Uncertainty around the security and accessibility of the data.
Costs and risks. Investments in blockchain could be a significant budget with no guaranty it will be successful.
To summarize, auditors perceive the blockchain ledgers to have the potential to solve the problems associated with standardisation, reliability and compliance.
The fact that blockchain has received the confidence of all major financial institutions (banks, insurances, VCs) may force corporations in the need of funding to adopt it.
In our opinion, it is difficult to predict exactly how huge the impact of the blockchain will be on the finance function.
Artificial Intelligence (AI)
AI and blockchain are inseparable. However, unlike blockchain, AI is perceived as a threat to the finance function: Natural language processing (NLP) and Robotic process automation (RPA) are concepts which are already being tested by Big4 companies.
Big4 are already playing the game of men versus machines. RPA technology is being compared and benchmarked versus human brains. They use comparative methods to fine tune machines conclusions using human thinking.
In the meantime, NLP is used to fill in hundreds of thousands of standard documents such as leasing contracts. Contracts are reviewed by real persons using the same sample criteria as any financial audit.
Big4 companies can afford the luxury to test and roll out these technologies while having clients paying them for what is a massive UAT (user acceptance testing).
In the short term (1-2 years), we do not recommend to CFOs to go on the direction of AI. We would rather recommend investing in cloud and blockchain solutions.
ROI to implement AI technologies could be fast, but only for companies treating huge amount of transactions in millions.
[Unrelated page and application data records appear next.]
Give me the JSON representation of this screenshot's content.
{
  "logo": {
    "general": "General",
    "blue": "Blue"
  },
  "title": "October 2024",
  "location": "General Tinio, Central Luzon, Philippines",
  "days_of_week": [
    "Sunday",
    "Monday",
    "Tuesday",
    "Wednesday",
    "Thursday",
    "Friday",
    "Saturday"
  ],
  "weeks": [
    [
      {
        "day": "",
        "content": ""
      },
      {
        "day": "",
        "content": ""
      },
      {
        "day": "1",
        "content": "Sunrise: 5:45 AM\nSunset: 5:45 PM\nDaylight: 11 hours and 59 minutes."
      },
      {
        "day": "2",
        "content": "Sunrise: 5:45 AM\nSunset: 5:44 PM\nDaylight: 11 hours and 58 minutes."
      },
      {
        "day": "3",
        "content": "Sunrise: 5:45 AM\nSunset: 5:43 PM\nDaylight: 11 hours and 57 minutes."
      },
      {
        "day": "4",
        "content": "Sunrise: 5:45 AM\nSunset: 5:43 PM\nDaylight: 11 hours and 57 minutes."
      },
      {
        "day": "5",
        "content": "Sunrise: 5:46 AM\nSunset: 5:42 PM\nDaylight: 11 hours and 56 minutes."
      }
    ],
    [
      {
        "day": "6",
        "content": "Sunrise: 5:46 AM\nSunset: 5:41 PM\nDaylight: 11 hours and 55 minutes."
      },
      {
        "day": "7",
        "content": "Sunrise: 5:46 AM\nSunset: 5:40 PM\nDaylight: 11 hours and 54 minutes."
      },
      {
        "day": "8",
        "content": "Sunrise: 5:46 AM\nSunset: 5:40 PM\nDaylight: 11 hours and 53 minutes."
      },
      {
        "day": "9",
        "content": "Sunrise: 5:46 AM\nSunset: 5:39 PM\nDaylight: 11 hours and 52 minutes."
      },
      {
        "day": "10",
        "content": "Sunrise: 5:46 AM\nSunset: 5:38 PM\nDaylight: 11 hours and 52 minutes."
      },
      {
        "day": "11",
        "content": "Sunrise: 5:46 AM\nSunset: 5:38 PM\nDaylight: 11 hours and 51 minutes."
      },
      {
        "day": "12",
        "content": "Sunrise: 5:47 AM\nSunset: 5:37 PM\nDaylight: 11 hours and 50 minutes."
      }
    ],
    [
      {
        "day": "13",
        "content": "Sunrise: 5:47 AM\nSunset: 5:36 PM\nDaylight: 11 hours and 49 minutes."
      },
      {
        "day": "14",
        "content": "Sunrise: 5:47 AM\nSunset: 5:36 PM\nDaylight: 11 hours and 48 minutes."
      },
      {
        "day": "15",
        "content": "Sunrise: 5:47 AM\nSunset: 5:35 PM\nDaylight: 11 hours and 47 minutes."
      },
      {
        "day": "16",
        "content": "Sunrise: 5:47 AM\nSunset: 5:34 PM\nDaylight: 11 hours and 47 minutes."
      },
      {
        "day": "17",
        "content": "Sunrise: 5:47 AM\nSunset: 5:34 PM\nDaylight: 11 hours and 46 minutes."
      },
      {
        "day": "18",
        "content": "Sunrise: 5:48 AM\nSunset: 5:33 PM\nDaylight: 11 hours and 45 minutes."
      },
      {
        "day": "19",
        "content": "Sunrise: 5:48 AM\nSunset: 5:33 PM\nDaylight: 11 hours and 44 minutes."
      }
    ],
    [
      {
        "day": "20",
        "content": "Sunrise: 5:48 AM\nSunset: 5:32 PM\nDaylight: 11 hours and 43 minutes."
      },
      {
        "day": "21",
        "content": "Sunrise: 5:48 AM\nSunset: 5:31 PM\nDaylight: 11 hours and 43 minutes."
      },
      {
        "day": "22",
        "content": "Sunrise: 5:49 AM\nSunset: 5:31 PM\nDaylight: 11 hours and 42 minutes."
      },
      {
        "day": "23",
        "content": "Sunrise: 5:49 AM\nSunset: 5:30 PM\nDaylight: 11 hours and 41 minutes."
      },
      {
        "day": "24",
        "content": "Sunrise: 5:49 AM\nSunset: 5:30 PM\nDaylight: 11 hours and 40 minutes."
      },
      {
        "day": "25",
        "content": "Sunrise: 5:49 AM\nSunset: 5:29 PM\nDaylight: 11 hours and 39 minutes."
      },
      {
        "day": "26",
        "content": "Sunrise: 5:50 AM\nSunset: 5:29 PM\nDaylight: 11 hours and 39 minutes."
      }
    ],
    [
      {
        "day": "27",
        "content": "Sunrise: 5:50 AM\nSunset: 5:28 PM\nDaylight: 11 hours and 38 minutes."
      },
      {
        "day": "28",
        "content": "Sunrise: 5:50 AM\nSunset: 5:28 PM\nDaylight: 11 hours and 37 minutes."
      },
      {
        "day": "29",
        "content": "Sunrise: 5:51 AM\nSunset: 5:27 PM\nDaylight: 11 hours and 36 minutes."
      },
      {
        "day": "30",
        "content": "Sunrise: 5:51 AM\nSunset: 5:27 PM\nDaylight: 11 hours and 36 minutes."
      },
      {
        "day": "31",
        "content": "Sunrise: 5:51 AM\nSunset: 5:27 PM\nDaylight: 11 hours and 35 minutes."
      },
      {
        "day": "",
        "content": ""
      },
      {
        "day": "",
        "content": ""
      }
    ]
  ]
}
In the mid-term (3-5 years) we believe that AI technologies will play a significant role in fraud detection: if audits used to be based on samples, AI technologies will be able to review entire blocks of data downstream and upstream. As an example, AI technologies will recognize a fraudulent payment to a party under Anti-bribery and/or FCPA regulations.
In addition, travel expenses will no more be a hassle for the accounting teams: NLP technologies will be able to code and process any expense claim, in line with the company travel policy with milliseconds!
Our conclusion about AI is that it will simplify the world of finance and translate complex transactions into comprehensive steps. We don’t see AI as a threat to the finance function but as a perfect tool to support decision making by providing unquestionable proof of concept.
Stay tuned for the next article.
About the author: Rui M. Teixeira is a finance professional with over 20 years’ experience including 10 as independent management Consultant. The objectives of his articles are to share his professional experiences and feelings about the professional world.
Unlike Big4, large consultancy firms and the EU Commission, our company does not have dedicated resources to research and investigate about the current trends which impact the world of business. You will understand that we do not openly share our sources. However, if there is a piece of information for which you would like to see the source/reference or to further discuss it, please do not hesitate to contact us specifying what paragraph you are looking for.